Today, however, she was working on money math after lunch. She'd already had her melt-down for the day, and been sent to bed for a half-hour about it. So, thankfully, with that part out of the way, she managed to get through her worksheets without too much drama. But it occurs to me that money math must be ridiculously abstract for children in the 21st century.
"Dara has 5 coins in her purse. The coins total 50¢. What coins does she have?"
"What is the easiest way to make 79¢?"
"If Jake uses 2 quarters to pay for an eraser that costs 32¢, what will his change be?"
Sometimes I get out a jar of coins to make it easier for Hannah. But that usually results in at least 30 minutes of messing around making towers of pennies. Coins have no practical application for children.
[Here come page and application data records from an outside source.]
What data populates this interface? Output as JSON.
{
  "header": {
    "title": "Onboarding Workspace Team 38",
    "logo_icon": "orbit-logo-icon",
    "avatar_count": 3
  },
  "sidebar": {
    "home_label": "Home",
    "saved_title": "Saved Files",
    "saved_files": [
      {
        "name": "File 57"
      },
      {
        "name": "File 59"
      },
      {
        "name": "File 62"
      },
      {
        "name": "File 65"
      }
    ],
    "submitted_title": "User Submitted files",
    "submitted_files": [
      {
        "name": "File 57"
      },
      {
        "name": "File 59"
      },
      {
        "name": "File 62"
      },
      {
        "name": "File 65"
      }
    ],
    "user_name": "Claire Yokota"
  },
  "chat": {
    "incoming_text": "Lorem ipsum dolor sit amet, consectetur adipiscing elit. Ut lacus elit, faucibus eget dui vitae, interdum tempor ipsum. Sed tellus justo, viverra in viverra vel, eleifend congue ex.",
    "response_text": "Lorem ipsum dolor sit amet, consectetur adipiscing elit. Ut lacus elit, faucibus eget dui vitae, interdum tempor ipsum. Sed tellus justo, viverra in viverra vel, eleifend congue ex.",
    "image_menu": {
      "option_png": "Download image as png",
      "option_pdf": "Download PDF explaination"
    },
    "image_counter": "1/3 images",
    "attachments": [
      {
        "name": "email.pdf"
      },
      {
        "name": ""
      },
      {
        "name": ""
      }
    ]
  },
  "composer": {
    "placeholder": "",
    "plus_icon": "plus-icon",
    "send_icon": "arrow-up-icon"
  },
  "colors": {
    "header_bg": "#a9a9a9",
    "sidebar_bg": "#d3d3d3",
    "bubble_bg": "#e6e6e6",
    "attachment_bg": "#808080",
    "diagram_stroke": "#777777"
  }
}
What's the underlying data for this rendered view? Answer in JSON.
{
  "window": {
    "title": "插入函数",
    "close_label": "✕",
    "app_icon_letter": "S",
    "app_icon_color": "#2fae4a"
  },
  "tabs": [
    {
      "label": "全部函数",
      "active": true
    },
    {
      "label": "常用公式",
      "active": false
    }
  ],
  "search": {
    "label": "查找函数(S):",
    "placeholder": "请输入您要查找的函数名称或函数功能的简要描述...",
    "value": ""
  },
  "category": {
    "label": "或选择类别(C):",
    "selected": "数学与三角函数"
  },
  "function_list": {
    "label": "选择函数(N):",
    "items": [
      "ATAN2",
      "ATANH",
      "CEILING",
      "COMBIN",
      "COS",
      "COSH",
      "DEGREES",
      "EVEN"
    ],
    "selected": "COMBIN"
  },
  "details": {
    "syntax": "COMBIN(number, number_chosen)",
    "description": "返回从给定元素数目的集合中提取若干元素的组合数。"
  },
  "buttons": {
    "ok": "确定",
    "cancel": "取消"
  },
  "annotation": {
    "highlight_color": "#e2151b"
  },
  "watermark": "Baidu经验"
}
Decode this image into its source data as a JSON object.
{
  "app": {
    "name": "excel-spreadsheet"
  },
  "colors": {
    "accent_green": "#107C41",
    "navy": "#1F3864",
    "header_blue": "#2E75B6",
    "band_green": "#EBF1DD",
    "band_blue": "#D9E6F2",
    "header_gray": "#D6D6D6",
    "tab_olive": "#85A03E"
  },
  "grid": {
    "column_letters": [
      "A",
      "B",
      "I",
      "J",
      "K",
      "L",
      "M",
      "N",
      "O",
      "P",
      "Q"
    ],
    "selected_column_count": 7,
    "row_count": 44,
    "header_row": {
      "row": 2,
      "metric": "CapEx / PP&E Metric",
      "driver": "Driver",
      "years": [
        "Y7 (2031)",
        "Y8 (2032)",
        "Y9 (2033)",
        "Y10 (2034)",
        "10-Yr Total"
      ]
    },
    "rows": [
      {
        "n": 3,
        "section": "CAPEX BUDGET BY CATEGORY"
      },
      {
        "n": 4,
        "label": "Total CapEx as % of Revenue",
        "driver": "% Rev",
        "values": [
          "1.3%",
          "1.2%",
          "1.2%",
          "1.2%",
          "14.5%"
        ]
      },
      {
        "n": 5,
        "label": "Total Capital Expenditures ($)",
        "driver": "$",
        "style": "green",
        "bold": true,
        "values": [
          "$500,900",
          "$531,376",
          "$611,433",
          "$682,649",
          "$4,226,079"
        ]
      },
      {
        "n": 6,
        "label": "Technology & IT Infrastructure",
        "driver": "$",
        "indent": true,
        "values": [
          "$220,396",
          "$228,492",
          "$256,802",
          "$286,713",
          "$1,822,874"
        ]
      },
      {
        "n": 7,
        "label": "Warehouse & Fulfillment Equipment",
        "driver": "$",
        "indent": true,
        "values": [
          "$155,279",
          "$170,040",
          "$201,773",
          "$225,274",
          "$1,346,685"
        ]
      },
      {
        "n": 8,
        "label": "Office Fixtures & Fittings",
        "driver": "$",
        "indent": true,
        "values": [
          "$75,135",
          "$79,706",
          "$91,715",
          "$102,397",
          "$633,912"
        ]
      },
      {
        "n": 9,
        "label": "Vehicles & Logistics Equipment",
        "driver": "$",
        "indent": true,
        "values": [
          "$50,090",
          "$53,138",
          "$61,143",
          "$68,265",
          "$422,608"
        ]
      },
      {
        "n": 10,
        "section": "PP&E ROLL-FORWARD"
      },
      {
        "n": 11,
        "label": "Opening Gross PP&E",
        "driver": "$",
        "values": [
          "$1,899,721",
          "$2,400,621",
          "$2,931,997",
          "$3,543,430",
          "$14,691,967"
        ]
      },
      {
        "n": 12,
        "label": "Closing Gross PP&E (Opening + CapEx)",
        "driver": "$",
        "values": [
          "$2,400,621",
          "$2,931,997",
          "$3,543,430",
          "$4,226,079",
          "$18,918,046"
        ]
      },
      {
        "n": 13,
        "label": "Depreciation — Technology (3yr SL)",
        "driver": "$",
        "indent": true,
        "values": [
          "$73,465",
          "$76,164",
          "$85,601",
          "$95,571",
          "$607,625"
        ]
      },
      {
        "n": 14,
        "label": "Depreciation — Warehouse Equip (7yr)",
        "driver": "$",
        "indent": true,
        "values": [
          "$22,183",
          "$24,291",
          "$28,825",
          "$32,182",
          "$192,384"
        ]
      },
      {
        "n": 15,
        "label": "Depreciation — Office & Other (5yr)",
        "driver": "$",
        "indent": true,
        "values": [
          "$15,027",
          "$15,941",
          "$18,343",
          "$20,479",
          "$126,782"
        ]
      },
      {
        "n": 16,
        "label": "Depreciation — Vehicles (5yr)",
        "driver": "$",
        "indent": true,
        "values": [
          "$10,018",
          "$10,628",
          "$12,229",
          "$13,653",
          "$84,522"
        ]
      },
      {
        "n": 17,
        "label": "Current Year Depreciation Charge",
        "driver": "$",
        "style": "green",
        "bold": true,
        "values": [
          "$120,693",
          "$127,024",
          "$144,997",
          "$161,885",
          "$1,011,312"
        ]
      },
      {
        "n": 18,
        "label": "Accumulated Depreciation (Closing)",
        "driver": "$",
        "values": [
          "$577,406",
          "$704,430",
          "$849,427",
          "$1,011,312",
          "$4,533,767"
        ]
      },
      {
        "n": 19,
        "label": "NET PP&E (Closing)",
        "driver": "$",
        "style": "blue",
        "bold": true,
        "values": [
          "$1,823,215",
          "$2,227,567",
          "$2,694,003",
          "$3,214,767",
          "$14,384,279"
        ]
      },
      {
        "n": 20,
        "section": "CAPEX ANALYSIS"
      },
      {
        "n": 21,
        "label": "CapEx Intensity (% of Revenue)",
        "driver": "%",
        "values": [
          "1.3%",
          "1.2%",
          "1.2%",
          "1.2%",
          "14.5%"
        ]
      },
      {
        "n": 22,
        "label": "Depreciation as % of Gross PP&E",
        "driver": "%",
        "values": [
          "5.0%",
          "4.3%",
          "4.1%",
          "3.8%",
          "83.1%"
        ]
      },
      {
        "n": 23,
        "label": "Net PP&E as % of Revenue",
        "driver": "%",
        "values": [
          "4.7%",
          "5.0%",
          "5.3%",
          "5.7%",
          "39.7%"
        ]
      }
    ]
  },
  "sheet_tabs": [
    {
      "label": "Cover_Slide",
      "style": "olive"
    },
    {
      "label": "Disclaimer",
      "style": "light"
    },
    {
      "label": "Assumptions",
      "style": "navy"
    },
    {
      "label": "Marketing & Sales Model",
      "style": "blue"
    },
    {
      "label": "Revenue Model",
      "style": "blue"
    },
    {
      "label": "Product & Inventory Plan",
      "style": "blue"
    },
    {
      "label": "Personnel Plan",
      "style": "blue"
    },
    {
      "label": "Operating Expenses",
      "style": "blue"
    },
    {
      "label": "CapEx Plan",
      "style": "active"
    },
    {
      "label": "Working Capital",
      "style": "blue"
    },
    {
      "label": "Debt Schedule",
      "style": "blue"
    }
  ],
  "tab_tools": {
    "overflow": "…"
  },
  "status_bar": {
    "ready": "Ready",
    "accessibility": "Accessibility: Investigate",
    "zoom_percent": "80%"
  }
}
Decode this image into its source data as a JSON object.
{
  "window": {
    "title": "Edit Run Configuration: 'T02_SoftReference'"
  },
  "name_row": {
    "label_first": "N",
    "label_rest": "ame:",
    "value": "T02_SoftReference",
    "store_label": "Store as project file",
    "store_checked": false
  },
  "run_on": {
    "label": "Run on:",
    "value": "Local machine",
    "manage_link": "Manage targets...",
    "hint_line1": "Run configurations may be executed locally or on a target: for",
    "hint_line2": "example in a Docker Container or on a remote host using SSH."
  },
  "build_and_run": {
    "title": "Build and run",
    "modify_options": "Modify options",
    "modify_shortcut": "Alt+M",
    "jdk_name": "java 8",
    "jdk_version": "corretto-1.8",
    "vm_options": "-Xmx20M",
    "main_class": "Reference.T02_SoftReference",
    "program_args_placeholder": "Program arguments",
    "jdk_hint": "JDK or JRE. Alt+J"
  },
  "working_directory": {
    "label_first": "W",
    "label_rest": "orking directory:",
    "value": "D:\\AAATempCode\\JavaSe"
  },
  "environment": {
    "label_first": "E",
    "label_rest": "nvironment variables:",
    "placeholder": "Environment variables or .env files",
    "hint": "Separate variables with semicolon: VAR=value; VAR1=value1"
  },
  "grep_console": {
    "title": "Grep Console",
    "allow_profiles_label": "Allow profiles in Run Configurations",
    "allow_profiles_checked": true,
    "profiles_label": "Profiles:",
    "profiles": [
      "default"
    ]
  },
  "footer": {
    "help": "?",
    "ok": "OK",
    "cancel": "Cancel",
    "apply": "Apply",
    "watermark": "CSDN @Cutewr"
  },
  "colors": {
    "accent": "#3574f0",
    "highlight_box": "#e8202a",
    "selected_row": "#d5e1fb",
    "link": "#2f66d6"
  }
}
When I was in elementary school, you could buy two pencils out of a vending machine in the cafeteria for a dime, and you had to present your weekly 20¢ to the lunch lady to get your little carton of chocolate milk every day during break time. Yeah. Afternoon milk break. Anyone remember that? But there is nothing conceivable that Hannah could buy right now using that kind of pocket change. Not to mention the school actively discourages you from sending cash lunch money with your child, preferring you load your child's lunch account online with your credit card. I'm obstinate, and usually send a check to school to avoid the $2 fee charged by the company that manages the website. My husband thinks I'm goofy: "That's why they call it a convenience fee." But my real complaint is that children may never learn to manage actual money without the very real possibility of being served a cheese sandwich and white milk for lunch as a consequence for losing their lunch money on the way to school.
I'm all for children, even mine, learning about natural consequences, especially when the stakes are low. Hannah has known since she started school that if she brought a toy to school, and it was taken away by her teacher, I was not going to school to get it back. Luckily, she actually did lose a string of parade beads in kindergarten; I was perfectly comfortable letting those go into the trash beside the teacher's desk. Thank goodness that happened before she was carrying things like iPods or cell phones around. The idea that if children learn their lessons on a small scale, they will translate them into larger terms later is my guiding principle here. I'm willing to lose $2 of lunch money a couple times to help my daughter learn how to handle money, and to understand that it has value and importance. A couple cheese sandwiches along the way won't hurt her.